(Data for processing)
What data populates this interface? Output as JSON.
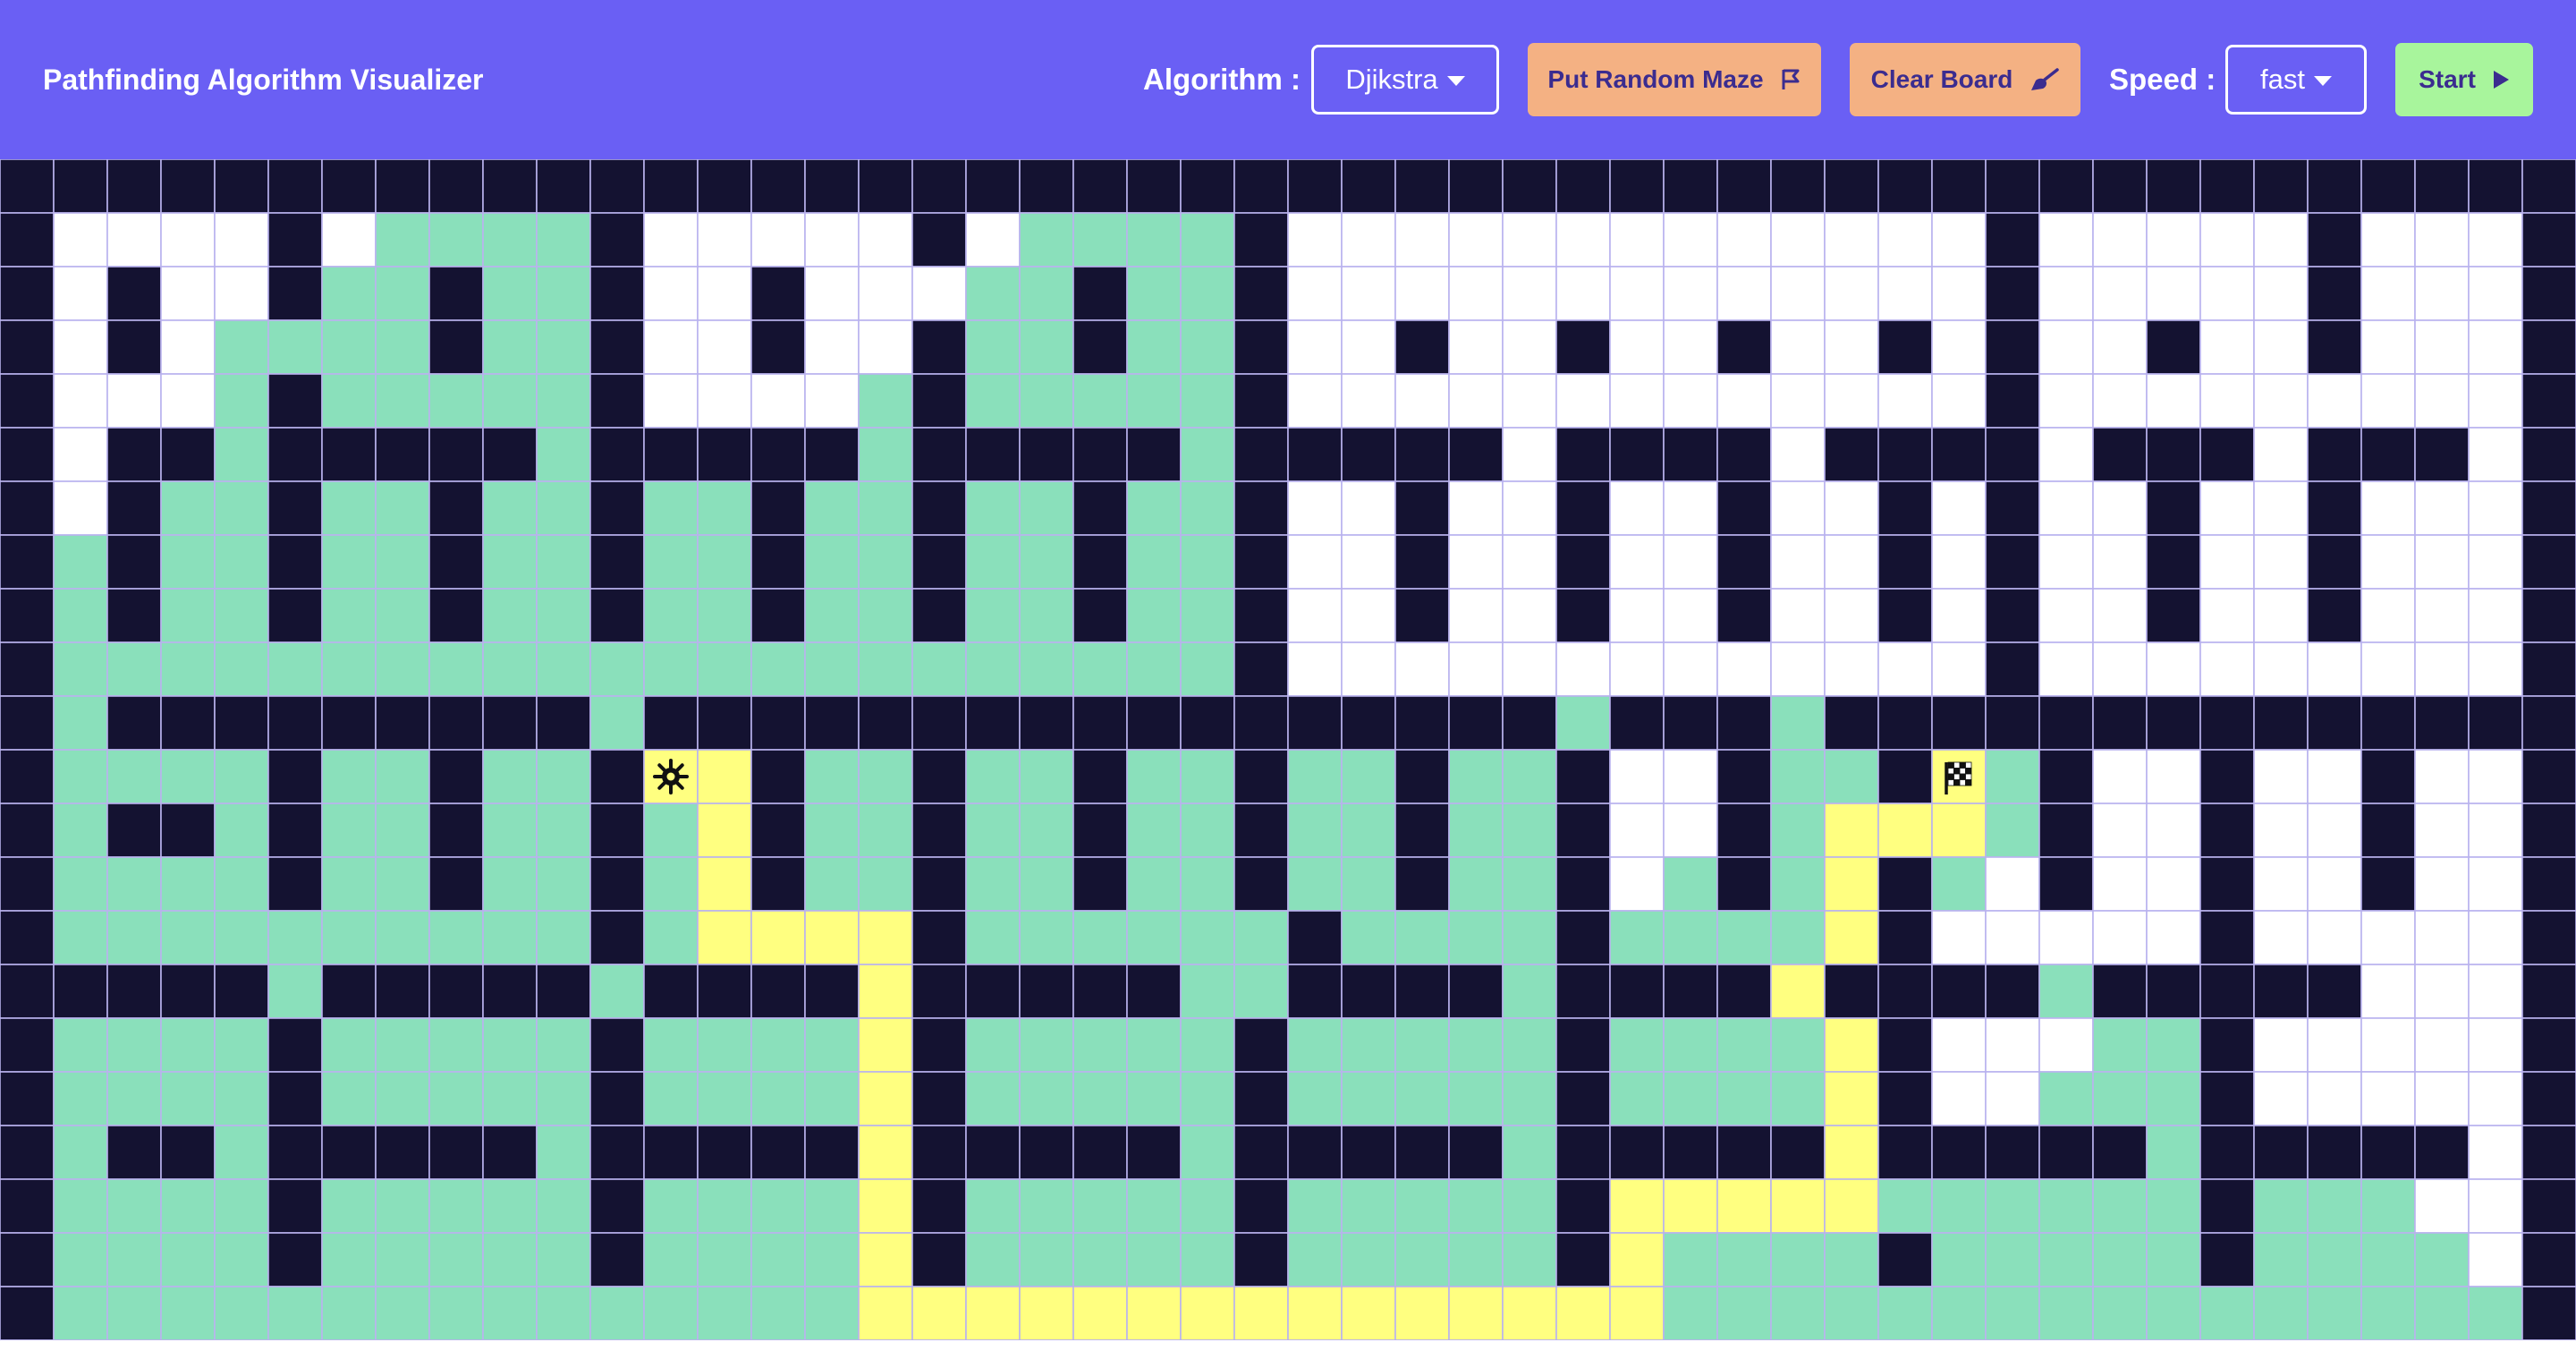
{
  "navbar": {
    "title": "Pathfinding Algorithm Visualizer",
    "algorithm_label": "Algorithm :",
    "algorithm_value": "Djikstra",
    "maze_button": "Put Random Maze",
    "maze_icon": "flag-outline-icon",
    "clear_button": "Clear Board",
    "clear_icon": "broom-icon",
    "speed_label": "Speed :",
    "speed_value": "fast",
    "start_button": "Start",
    "start_icon": "play-icon"
  },
  "colors": {
    "navbar": "#6a5ff4",
    "wall": "#141231",
    "unvisited": "#ffffff",
    "visited": "#8ae0bb",
    "path": "#ffff80",
    "grid_line": "#b9b2ee",
    "maze_button": "#f4b183",
    "start_button": "#a8f59c"
  },
  "grid": {
    "rows": 22,
    "cols": 48,
    "legend": {
      "#": "wall",
      ".": "unvisited",
      "v": "visited",
      "p": "path",
      "S": "start-node",
      "T": "target-node"
    },
    "start": {
      "row": 11,
      "col": 12,
      "icon": "sun-gear-icon"
    },
    "target": {
      "row": 11,
      "col": 36,
      "icon": "checkered-flag-icon"
    },
    "cells": [
      "################################################",
      "#....#.vvvv#.....#.vvvv#.............#.....#...#",
      "#.#..#vv#vv#..#...vv#vv#.............#.....#...#",
      "#.#.vvvv#vv#..#..#vv#vv#..#..#..#..#.#..#..#...#",
      "#...v#vvvvv#....v#vvvvv#.............#.........#",
      "#.##v#####v#####v#####v#####.####.####.###.###.#",
      "#.#vv#vv#vv#vv#vv#vv#vv#..#..#..#..#.#..#..#...#",
      "#v#vv#vv#vv#vv#vv#vv#vv#..#..#..#..#.#..#..#...#",
      "#v#vv#vv#vv#vv#vv#vv#vv#..#..#..#..#.#..#..#...#",
      "#vvvvvvvvvvvvvvvvvvvvvv#.............#.........#",
      "#v#########v#################v###v##############",
      "#vvvv#vv#vv#Sp#vv#vv#vv#vv#vv#..#vv#Tv#..#..#..#",
      "#v##v#vv#vv#vp#vv#vv#vv#vv#vv#..#vpppv#..#..#..#",
      "#vvvv#vv#vv#vp#vv#vv#vv#vv#vv#.v#vp#v.#..#..#..#",
      "#vvvvvvvvvv#vpppp#vvvvvv#vvvv#vvvvp#.....#.....#",
      "#####v#####v####p#####vv####v####p####v#####...#",
      "#vvvv#vvvvv#vvvvp#vvvvv#vvvvv#vvvvp#...vv#.....#",
      "#vvvv#vvvvv#vvvvp#vvvvv#vvvvv#vvvvp#..vvv#.....#",
      "#v##v#####v#####p#####v#####v#####p#####v#####.#",
      "#vvvv#vvvvv#vvvvp#vvvvv#vvvvv#pppppvvvvvv#vvv..#",
      "#vvvv#vvvvv#vvvvp#vvvvv#vvvvv#pvvvv#vvvvv#vvvv.#",
      "#vvvvvvvvvvvvvvvpppppppppppppppvvvvvvvvvvvvvvvv#",
      "################################################"
    ]
  }
}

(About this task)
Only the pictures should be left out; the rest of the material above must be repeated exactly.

(Task answer)
What data populates this interface? Output as JSON.
{
  "navbar": {
    "title": "Pathfinding Algorithm Visualizer",
    "algorithm_label": "Algorithm :",
    "algorithm_value": "Djikstra",
    "maze_button": "Put Random Maze",
    "maze_icon": "flag-outline-icon",
    "clear_button": "Clear Board",
    "clear_icon": "broom-icon",
    "speed_label": "Speed :",
    "speed_value": "fast",
    "start_button": "Start",
    "start_icon": "play-icon"
  },
  "colors": {
    "navbar": "#6a5ff4",
    "wall": "#141231",
    "unvisited": "#ffffff",
    "visited": "#8ae0bb",
    "path": "#ffff80",
    "grid_line": "#b9b2ee",
    "maze_button": "#f4b183",
    "start_button": "#a8f59c"
  },
  "grid": {
    "rows": 22,
    "cols": 48,
    "legend": {
      "#": "wall",
      ".": "unvisited",
      "v": "visited",
      "p": "path",
      "S": "start-node",
      "T": "target-node"
    },
    "start": {
      "row": 11,
      "col": 12,
      "icon": "sun-gear-icon"
    },
    "target": {
      "row": 11,
      "col": 36,
      "icon": "checkered-flag-icon"
    },
    "cells": [
      "################################################",
      "#....#.vvvv#.....#.vvvv#.............#.....#...#",
      "#.#..#vv#vv#..#...vv#vv#.............#.....#...#",
      "#.#.vvvv#vv#..#..#vv#vv#..#..#..#..#.#..#..#...#",
      "#...v#vvvvv#....v#vvvvv#.............#.........#",
      "#.##v#####v#####v#####v#####.####.####.###.###.#",
      "#.#vv#vv#vv#vv#vv#vv#vv#..#..#..#..#.#..#..#...#",
      "#v#vv#vv#vv#vv#vv#vv#vv#..#..#..#..#.#..#..#...#",
      "#v#vv#vv#vv#vv#vv#vv#vv#..#..#..#..#.#..#..#...#",
      "#vvvvvvvvvvvvvvvvvvvvvv#.............#.........#",
      "#v#########v#################v###v##############",
      "#vvvv#vv#vv#Sp#vv#vv#vv#vv#vv#..#vv#Tv#..#..#..#",
      "#v##v#vv#vv#vp#vv#vv#vv#vv#vv#..#vpppv#..#..#..#",
      "#vvvv#vv#vv#vp#vv#vv#vv#vv#vv#.v#vp#v.#..#..#..#",
      "#vvvvvvvvvv#vpppp#vvvvvv#vvvv#vvvvp#.....#.....#",
      "#####v#####v####p#####vv####v####p####v#####...#",
      "#vvvv#vvvvv#vvvvp#vvvvv#vvvvv#vvvvp#...vv#.....#",
      "#vvvv#vvvvv#vvvvp#vvvvv#vvvvv#vvvvp#..vvv#.....#",
      "#v##v#####v#####p#####v#####v#####p#####v#####.#",
      "#vvvv#vvvvv#vvvvp#vvvvv#vvvvv#pppppvvvvvv#vvv..#",
      "#vvvv#vvvvv#vvvvp#vvvvv#vvvvv#pvvvv#vvvvv#vvvv.#",
      "#vvvvvvvvvvvvvvvpppppppppppppppvvvvvvvvvvvvvvvv#",
      "################################################"
    ]
  }
}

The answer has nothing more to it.